* [SOURCE MATERIAL]
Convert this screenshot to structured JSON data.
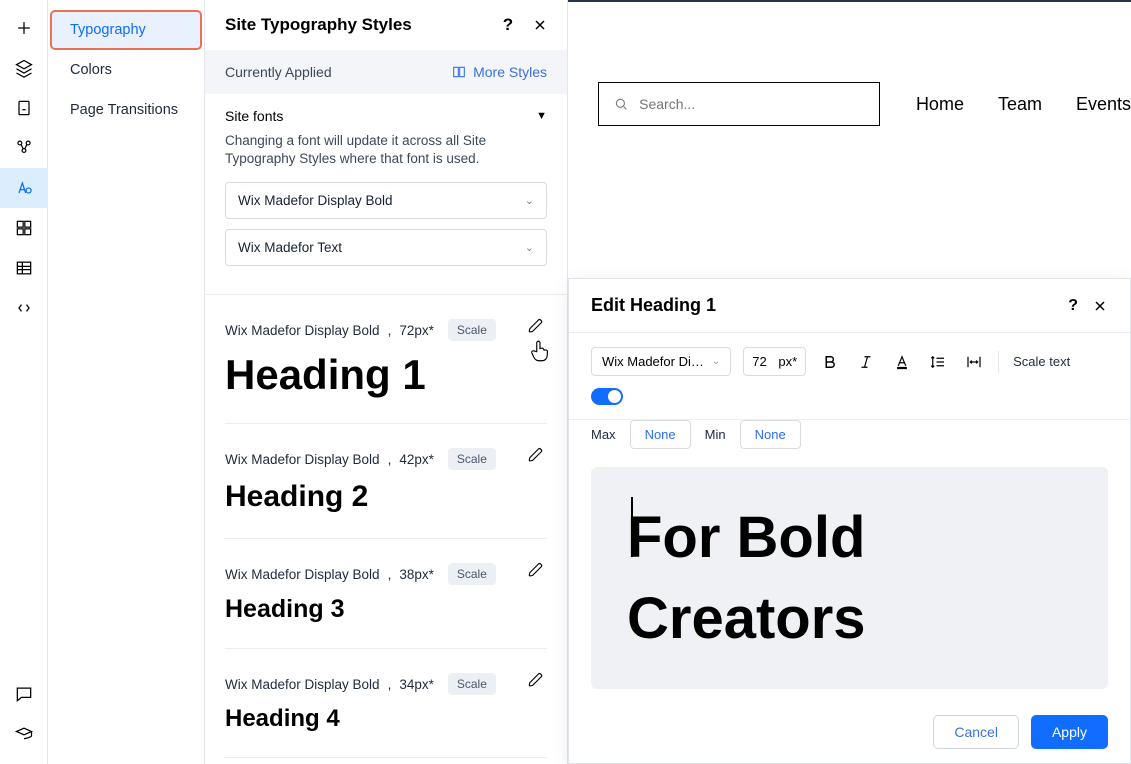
{
  "menu": {
    "items": [
      "Typography",
      "Colors",
      "Page Transitions"
    ],
    "selected": 0
  },
  "typography_panel": {
    "title": "Site Typography Styles",
    "currently_applied": "Currently Applied",
    "more_styles": "More Styles",
    "site_fonts_label": "Site fonts",
    "site_fonts_desc": "Changing a font will update it across all Site Typography Styles where that font is used.",
    "font1": "Wix Madefor Display Bold",
    "font2": "Wix Madefor Text",
    "rows": [
      {
        "font": "Wix Madefor Display Bold",
        "size": "72px*",
        "scale": "Scale",
        "name": "Heading 1"
      },
      {
        "font": "Wix Madefor Display Bold",
        "size": "42px*",
        "scale": "Scale",
        "name": "Heading 2"
      },
      {
        "font": "Wix Madefor Display Bold",
        "size": "38px*",
        "scale": "Scale",
        "name": "Heading 3"
      },
      {
        "font": "Wix Madefor Display Bold",
        "size": "34px*",
        "scale": "Scale",
        "name": "Heading 4"
      }
    ]
  },
  "site": {
    "search_placeholder": "Search...",
    "nav": [
      "Home",
      "Team",
      "Events"
    ]
  },
  "modal": {
    "title": "Edit Heading 1",
    "font": "Wix Madefor Di…",
    "size": "72",
    "unit": "px*",
    "scale_label": "Scale text",
    "max_label": "Max",
    "max_value": "None",
    "min_label": "Min",
    "min_value": "None",
    "preview": "For Bold Creators",
    "cancel": "Cancel",
    "apply": "Apply"
  }
}
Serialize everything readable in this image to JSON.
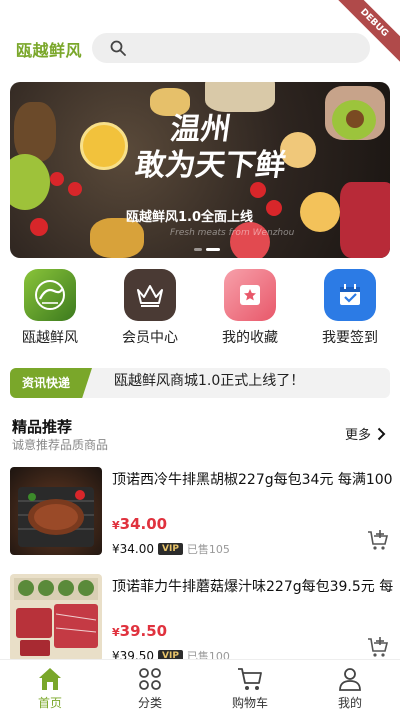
{
  "header": {
    "logo": "瓯越鲜风",
    "search_placeholder": "",
    "debug_ribbon": "DEBUG"
  },
  "banner": {
    "title_line1": "温州",
    "title_line2": "敢为天下鲜",
    "subtitle": "瓯越鲜风1.0全面上线",
    "tagline": "Fresh meats from Wenzhou",
    "slide_count": 2,
    "active_slide": 2
  },
  "menu": [
    {
      "label": "瓯越鲜风",
      "icon": "brand-logo-icon",
      "color": "#5a9a2a"
    },
    {
      "label": "会员中心",
      "icon": "crown-icon",
      "color": "#4a3a34"
    },
    {
      "label": "我的收藏",
      "icon": "favorite-star-icon",
      "color": "#f07a8a"
    },
    {
      "label": "我要签到",
      "icon": "calendar-check-icon",
      "color": "#2c7be5"
    }
  ],
  "news": {
    "tag": "资讯快递",
    "text": "瓯越鲜风商城1.0正式上线了！"
  },
  "section": {
    "title": "精品推荐",
    "subtitle": "诚意推荐品质商品",
    "more": "更多"
  },
  "products": [
    {
      "name": "顶诺西冷牛排黑胡椒227g每包34元 每满100",
      "price": "34.00",
      "vip_price": "¥34.00",
      "vip_label": "VIP",
      "sold": "已售105"
    },
    {
      "name": "顶诺菲力牛排蘑菇爆汁味227g每包39.5元 每",
      "price": "39.50",
      "vip_price": "¥39.50",
      "vip_label": "VIP",
      "sold": "已售100"
    }
  ],
  "currency": "¥",
  "tabs": [
    {
      "label": "首页",
      "icon": "home-icon",
      "active": true
    },
    {
      "label": "分类",
      "icon": "category-grid-icon",
      "active": false
    },
    {
      "label": "购物车",
      "icon": "shopping-cart-icon",
      "active": false
    },
    {
      "label": "我的",
      "icon": "user-profile-icon",
      "active": false
    }
  ],
  "colors": {
    "brand_green": "#7aa72a",
    "price_red": "#e0323e"
  }
}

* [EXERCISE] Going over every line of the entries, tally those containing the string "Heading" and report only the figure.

* [RESULT OF THIS TASK] 5